A ban on bailiff-enforced rental sector evictions in England will end on May 31, the Government has confirmed.
The ban was introduced as an emergency measure during the coronavirus pandemic.
Bailiffs have been asked not to carry out an eviction if anyone living in the property has Covid-19 symptoms or is self-isolating.
The Ministry of Housing, Communities and Local Government said renters will continue to be supported as national Covid-19 restrictions ease.
As part of a phased approach, notice periods – which were previously extended to six months as an emergency measure during the pandemic – will be set at four months from June 1.
We will ensure tenants continue to be supported with longer notice periods, while also balancing the need for landlords to access justiceHousing Minister Christopher Pincher
Subject to the public health advice and progress with the road map, notice periods will return to pre-pandemic levels from October 1.
The Ministry of Housing, Communities and Local Government said the new measures will allow landlords to access justice, as 45% of private landlords own just one property and are highly vulnerable to rent arrears.
It added that extensive financial support remains in place to help people meet their outgoings, including the furlough scheme and the Universal Credit uplift, which have both been extended until the end of September.
Housing Minister Christopher Pincher said: “As Covid restrictions are eased in line with the roadmap out of lockdown, we will ensure tenants continue to be supported with longer notice periods, while also balancing the need for landlords to access justice.
“Crucial financial support also remains in place including the furlough scheme and uplift to Universal Credit.”
Courts will continue to prioritise the most serious cases, such as those involving anti-social behaviour.
This week, the Government announced that a White Paper will be published in the autumn with proposals to create a fairer private rented sector.
This includes proposals for a new “lifetime deposit” scheme to ease the financial burden when moving house.
Ben Beadle, chief executive of the National Residential Landlords Association, said: “Having operated under emergency conditions for over a year, today’s announcement from the Government is an important step in ensuring the sector’s recovery.”
But he said the rent debt crisis must be tackled, adding: “We want to see tenancies sustained wherever possible and call on the Chancellor to step in and provide affected tenants with the financial support they need to pay off rent arrears built as a result of the pandemic.”
Cllr David Renard, Local Government Association housing spokesman, said: “We recognise that the ban on eviction enforcement, which provided vital reassurance to renters during the pandemic, cannot continue indefinitely.

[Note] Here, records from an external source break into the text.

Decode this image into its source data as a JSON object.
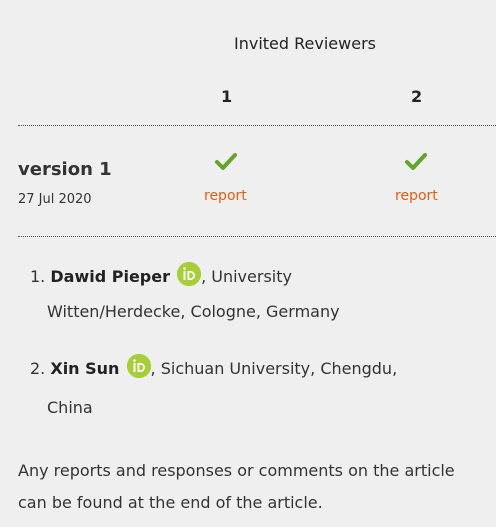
{
  "header": {
    "title": "Invited Reviewers",
    "reviewer_numbers": [
      "1",
      "2"
    ]
  },
  "versions": [
    {
      "label": "version 1",
      "date": "27 Jul 2020",
      "reports": [
        {
          "status": "approved",
          "link_label": "report"
        },
        {
          "status": "approved",
          "link_label": "report"
        }
      ]
    }
  ],
  "reviewers": [
    {
      "number": "1.",
      "name": "Dawid Pieper",
      "affiliation_line1": ", University",
      "affiliation_line2": "Witten/Herdecke, Cologne, Germany",
      "icon": "orcid-icon"
    },
    {
      "number": "2.",
      "name": "Xin Sun",
      "affiliation_line1": ", Sichuan University, Chengdu,",
      "affiliation_line2": "China",
      "icon": "orcid-icon"
    }
  ],
  "footer": {
    "note": "Any reports and responses or comments on the article can be found at the end of the article."
  },
  "colors": {
    "check": "#63a528",
    "report_link": "#e25c12",
    "orcid": "#a6ce39",
    "background": "#efefef"
  }
}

“However, councils remain concerned over the potential rise in homelessness households may face, and the pressure this will add to already over-stretched homelessness services.”
“It is vital there is a plan in place to support and protect households to stay in their homes, in as many cases as possible.”
Alicia Kennedy, director of Generation Rent, said: “The Government must introduce a Covid rent debt fund, allowing renters to clear their debts and landlords to claim for up to 80% of income lost.”